For every line in the entries that contains "number", show the whole line.

Segment Open

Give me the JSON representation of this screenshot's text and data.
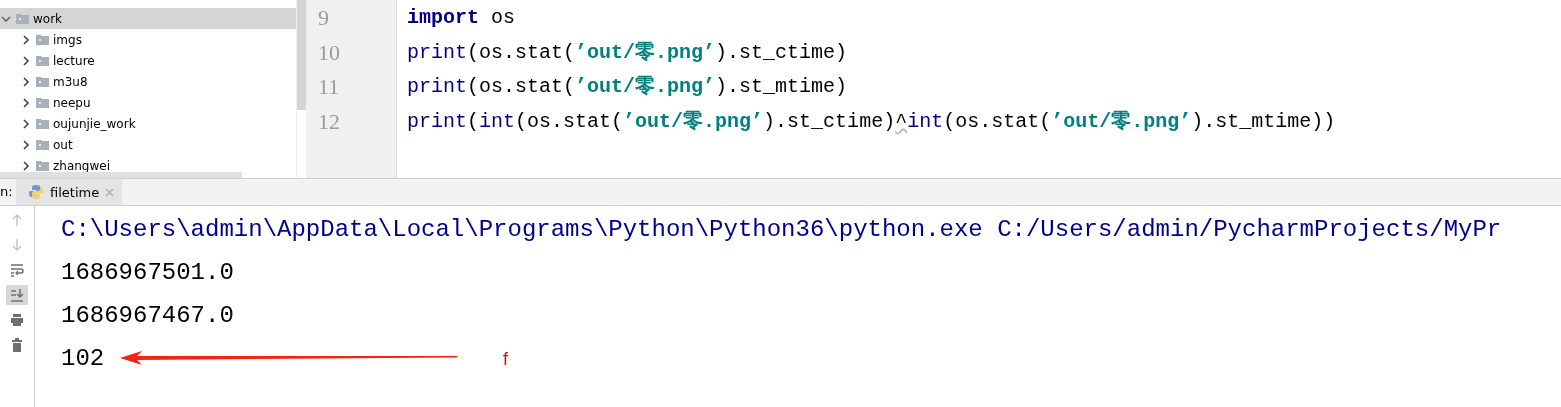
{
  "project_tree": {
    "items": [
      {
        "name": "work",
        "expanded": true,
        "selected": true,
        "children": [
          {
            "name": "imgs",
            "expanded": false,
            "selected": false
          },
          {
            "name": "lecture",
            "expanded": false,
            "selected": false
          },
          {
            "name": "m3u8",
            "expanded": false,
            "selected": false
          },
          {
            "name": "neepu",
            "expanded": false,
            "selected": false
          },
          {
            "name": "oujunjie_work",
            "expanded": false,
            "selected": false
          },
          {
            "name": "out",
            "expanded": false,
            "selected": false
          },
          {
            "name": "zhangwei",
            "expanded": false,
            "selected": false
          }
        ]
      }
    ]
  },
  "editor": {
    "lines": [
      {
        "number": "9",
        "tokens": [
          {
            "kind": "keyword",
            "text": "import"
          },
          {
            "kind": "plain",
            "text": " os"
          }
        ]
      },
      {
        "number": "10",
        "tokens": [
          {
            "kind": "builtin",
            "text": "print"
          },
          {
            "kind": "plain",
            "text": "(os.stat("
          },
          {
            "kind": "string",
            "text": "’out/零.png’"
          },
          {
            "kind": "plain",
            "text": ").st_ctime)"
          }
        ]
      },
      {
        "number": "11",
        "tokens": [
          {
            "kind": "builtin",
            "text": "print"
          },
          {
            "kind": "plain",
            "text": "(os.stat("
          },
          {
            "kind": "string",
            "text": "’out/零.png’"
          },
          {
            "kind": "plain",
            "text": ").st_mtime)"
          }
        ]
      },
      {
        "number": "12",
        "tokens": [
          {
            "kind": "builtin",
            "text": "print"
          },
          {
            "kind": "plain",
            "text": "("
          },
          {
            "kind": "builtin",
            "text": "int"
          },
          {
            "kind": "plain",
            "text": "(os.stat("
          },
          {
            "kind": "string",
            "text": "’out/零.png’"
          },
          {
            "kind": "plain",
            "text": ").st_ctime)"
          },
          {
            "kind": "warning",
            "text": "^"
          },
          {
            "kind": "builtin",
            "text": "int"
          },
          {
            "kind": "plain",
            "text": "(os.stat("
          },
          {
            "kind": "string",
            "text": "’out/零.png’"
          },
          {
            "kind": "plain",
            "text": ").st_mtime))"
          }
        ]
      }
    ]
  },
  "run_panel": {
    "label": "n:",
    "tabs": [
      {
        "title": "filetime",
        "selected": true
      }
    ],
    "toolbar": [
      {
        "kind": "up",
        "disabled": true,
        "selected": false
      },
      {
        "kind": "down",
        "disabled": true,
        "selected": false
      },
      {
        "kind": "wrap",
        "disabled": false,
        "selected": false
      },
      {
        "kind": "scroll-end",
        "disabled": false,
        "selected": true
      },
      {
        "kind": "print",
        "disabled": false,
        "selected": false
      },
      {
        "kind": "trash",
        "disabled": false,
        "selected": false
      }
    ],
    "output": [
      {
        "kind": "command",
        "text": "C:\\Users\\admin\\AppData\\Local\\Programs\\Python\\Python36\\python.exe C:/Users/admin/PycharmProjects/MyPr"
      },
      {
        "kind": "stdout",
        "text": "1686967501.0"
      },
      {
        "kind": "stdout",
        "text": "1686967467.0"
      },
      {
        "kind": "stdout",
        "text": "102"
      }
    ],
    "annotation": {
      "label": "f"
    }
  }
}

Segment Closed

* **EXERCISE SOLUTION**:
        "number": "9",
        "number": "10",
        "number": "11",
        "number": "12",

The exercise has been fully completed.